By: Dr. Mark Lutschaunig, director, Governmental Relations Division
I just returned from the Veterinary Leadership Conference and House of Delegates Winter Session in Chicago, and during the meeting, I had the opportunity to provide a legislative update to a number of groups and individuals. After one of the updates, a colleague asked the following question, “How do you maintain your sanity and keep from getting frustrated when we have such a dysfunctional Congress and your legislative priorities are not addressed?”
Working in governmental relations is not a job for someone who needs concrete actions to measure success. I cannot tell you that we produced X number of widgets or took in X amount of dollars in revenue. Our founding fathers created the U.S. system of governance so that it is difficult to pass legislation, and only a few hundred bills (out of thousands) will get passed each Congress.
To say the least, I think we had a very successful 112th Congress, despite the craziness of the past two years. How do I measure success? While everyone is focused on getting our legislative priorities passed, an equally (sometimes more) important task is keeping Congress from making bad public policy. We have successfully fought a number of bills, including the Fairness to Pet Owners Act, the Preservation of Antibiotics for Medical Treatment Act, and the Great Ape Protection Act.

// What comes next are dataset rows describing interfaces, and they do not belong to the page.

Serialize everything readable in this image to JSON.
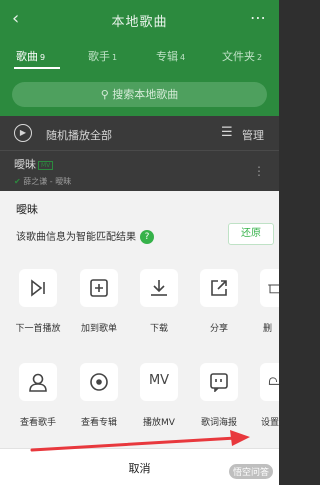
{
  "header": {
    "title": "本地歌曲",
    "back_icon": "back-arrow-icon",
    "more_icon": "more-dots-icon"
  },
  "tabs": [
    {
      "label": "歌曲",
      "count": "9",
      "active": true
    },
    {
      "label": "歌手",
      "count": "1",
      "active": false
    },
    {
      "label": "专辑",
      "count": "4",
      "active": false
    },
    {
      "label": "文件夹",
      "count": "2",
      "active": false
    }
  ],
  "search": {
    "placeholder": "搜索本地歌曲"
  },
  "list_header": {
    "play_all": "随机播放全部",
    "manage": "管理"
  },
  "song": {
    "name": "曖昧",
    "badge": "MV",
    "artist": "薛之谦 - 曖昧"
  },
  "sheet": {
    "song_name": "曖昧",
    "info_text": "该歌曲信息为智能匹配结果",
    "help_icon": "?",
    "restore_label": "还原",
    "row1": [
      {
        "label": "下一首播放",
        "icon": "play-next-icon"
      },
      {
        "label": "加到歌单",
        "icon": "add-to-playlist-icon"
      },
      {
        "label": "下载",
        "icon": "download-icon"
      },
      {
        "label": "分享",
        "icon": "share-icon"
      },
      {
        "label": "删",
        "icon": "delete-icon"
      }
    ],
    "row2": [
      {
        "label": "查看歌手",
        "icon": "artist-icon"
      },
      {
        "label": "查看专辑",
        "icon": "album-icon"
      },
      {
        "label": "播放MV",
        "icon": "mv-icon",
        "text": "MV"
      },
      {
        "label": "歌词海报",
        "icon": "lyrics-poster-icon"
      },
      {
        "label": "设置",
        "icon": "bell-icon"
      }
    ],
    "cancel_label": "取消"
  },
  "watermark": "悟空问答",
  "colors": {
    "accent": "#2c8a3e",
    "sheet_bg": "#f2f2f2",
    "arrow": "#e8383d"
  }
}
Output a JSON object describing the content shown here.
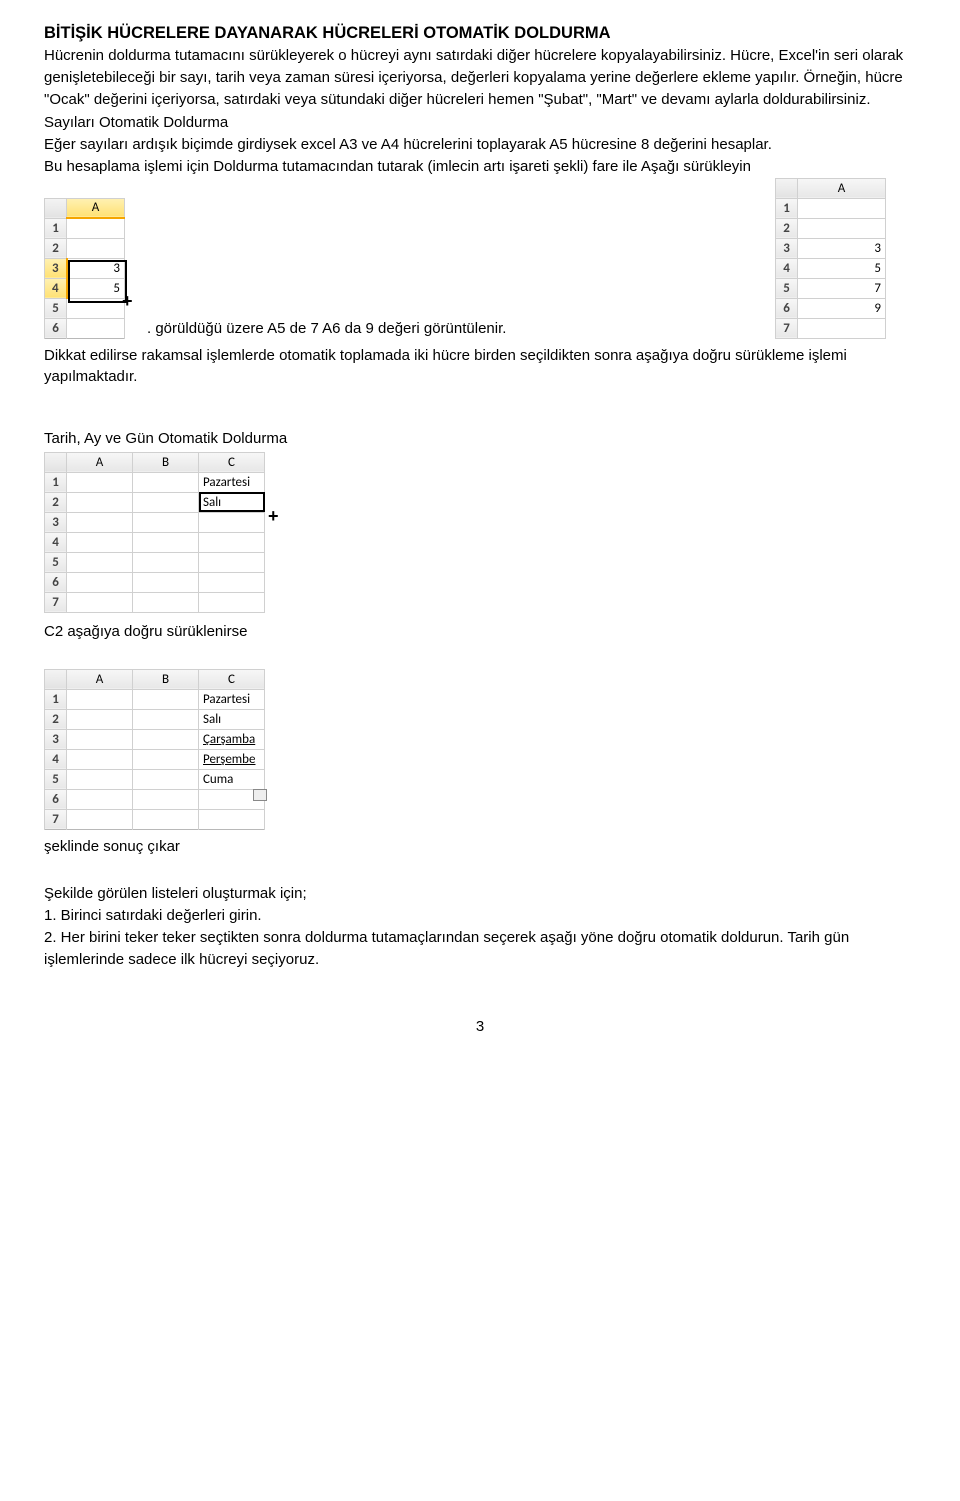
{
  "title": "BİTİŞİK HÜCRELERE DAYANARAK HÜCRELERİ OTOMATİK DOLDURMA",
  "p1": "Hücrenin doldurma tutamacını sürükleyerek o hücreyi aynı satırdaki diğer hücrelere kopyalayabilirsiniz. Hücre, Excel'in seri olarak genişletebileceği bir sayı, tarih veya zaman süresi içeriyorsa, değerleri kopyalama yerine değerlere ekleme yapılır. Örneğin, hücre \"Ocak\" değerini içeriyorsa, satırdaki veya sütundaki diğer hücreleri hemen \"Şubat\", \"Mart\" ve devamı aylarla doldurabilirsiniz.",
  "s1": "Sayıları Otomatik Doldurma",
  "p2": "Eğer sayıları ardışık biçimde girdiysek excel A3 ve A4 hücrelerini toplayarak A5 hücresine 8 değerini hesaplar.",
  "p3": "Bu hesaplama işlemi için  Doldurma tutamacından tutarak (imlecin artı işareti şekli) fare ile Aşağı sürükleyin",
  "after_images": ".            görüldüğü üzere A5 de 7 A6 da 9 değeri görüntülenir.",
  "p4": "Dikkat edilirse rakamsal işlemlerde otomatik toplamada iki hücre birden seçildikten sonra aşağıya doğru sürükleme işlemi yapılmaktadır.",
  "s2": "Tarih, Ay ve Gün Otomatik Doldurma",
  "p5": "C2 aşağıya doğru sürüklenirse",
  "p6": "şeklinde sonuç çıkar",
  "p7": "Şekilde görülen listeleri oluşturmak için;",
  "li1": "1. Birinci satırdaki değerleri girin.",
  "li2": "2. Her birini teker teker seçtikten sonra doldurma tutamaçlarından seçerek aşağı yöne doğru otomatik doldurun. Tarih gün işlemlerinde sadece ilk hücreyi seçiyoruz.",
  "page_num": "3",
  "xl1": {
    "col": "A",
    "rows": [
      "1",
      "2",
      "3",
      "4",
      "5",
      "6"
    ],
    "vals": {
      "3": "3",
      "4": "5"
    },
    "plus": "+"
  },
  "xl2": {
    "col": "A",
    "rows": [
      "1",
      "2",
      "3",
      "4",
      "5",
      "6",
      "7"
    ],
    "vals": {
      "3": "3",
      "4": "5",
      "5": "7",
      "6": "9"
    }
  },
  "xl3": {
    "cols": [
      "A",
      "B",
      "C"
    ],
    "rows": [
      "1",
      "2",
      "3",
      "4",
      "5",
      "6",
      "7"
    ],
    "vals": {
      "C1": "Pazartesi",
      "C2": "Salı"
    },
    "plus": "+"
  },
  "xl4": {
    "cols": [
      "A",
      "B",
      "C"
    ],
    "rows": [
      "1",
      "2",
      "3",
      "4",
      "5",
      "6",
      "7"
    ],
    "vals": {
      "C1": "Pazartesi",
      "C2": "Salı",
      "C3": "Çarşamba",
      "C4": "Perşembe",
      "C5": "Cuma"
    }
  }
}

Congress did not pass any fiscal year 2013 appropriations bills, and the federal government is currently operating on a continuing resolution until March. The AVMA’s high-priority programs maintained level funding, or saw only slight decreases, in the appropriations process. This was achieved in a very difficult budgetary environment and shows the Congressional support for AVMA’s programs. The Governmental Relations Division (GRD) will advocate for continued funding for the rest of fiscal 2013 and fiscal 2014.
The GRD spent a significant amount of time working on the 2012 Farm Bill Reauthorization. There were a number of AVMA priorities that were included in the Senate-passed or House Agriculture Committee-passed bills. Congress did not pass a five-year extension, as we would have liked, so the bill will be brought up again in the 113th. We are optimistic that we will achieve success when Congress finally passes the five-year extension.
Our GRD lobbying staff continues to build key relationships with Members of Congress and their staffs, which is critical if we want to be successful in the 113th Congress. Over the past year, the AVMA Congressional Advocacy Network (AVMA-CAN) has grown to more than 10,000 members, and the AVMA Political Action Committee has deployed innovative fundraising activities that have increased the number of new donors.
But we still have work to do, and will need all AVMA members to engage if we are going to be successful in the 113th Congress. Be sure to join the AVMA-CAN, visit with your Members of Congress when they come home to their districts and attend town hall meetings. Let your voices be heard!